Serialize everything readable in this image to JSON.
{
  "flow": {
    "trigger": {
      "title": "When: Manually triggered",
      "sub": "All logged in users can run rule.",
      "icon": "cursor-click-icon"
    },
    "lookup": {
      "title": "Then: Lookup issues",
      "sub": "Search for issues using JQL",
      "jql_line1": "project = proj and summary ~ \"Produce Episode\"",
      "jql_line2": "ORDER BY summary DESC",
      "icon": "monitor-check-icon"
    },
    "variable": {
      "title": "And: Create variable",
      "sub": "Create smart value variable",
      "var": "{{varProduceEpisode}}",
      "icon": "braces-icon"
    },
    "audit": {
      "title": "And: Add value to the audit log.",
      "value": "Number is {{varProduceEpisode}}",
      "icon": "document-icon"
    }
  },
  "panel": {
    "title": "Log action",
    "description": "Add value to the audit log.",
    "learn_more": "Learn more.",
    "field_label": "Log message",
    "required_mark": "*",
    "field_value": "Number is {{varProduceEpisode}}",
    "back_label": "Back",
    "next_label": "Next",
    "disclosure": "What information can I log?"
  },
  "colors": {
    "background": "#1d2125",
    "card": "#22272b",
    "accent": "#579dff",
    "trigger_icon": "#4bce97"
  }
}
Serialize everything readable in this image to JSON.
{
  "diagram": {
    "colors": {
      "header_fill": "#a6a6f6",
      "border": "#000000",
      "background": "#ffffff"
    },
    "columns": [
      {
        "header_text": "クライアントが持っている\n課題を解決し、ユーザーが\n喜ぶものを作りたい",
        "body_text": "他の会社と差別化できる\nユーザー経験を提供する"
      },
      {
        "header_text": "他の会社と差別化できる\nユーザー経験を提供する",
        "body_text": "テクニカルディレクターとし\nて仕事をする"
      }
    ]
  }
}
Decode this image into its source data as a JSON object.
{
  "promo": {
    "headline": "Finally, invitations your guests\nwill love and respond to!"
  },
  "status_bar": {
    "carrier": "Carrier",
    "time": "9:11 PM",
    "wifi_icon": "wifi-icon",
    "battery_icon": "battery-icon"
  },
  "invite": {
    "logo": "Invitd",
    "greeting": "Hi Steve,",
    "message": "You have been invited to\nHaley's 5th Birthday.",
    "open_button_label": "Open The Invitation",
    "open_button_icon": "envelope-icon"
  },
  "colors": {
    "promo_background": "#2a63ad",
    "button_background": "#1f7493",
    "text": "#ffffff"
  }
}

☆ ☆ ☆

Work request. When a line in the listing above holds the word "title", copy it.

Output.
      "title": "When: Manually triggered",
      "title": "Then: Lookup issues",
      "title": "And: Create variable",
      "title": "And: Add value to the audit log.",
    "title": "Log action",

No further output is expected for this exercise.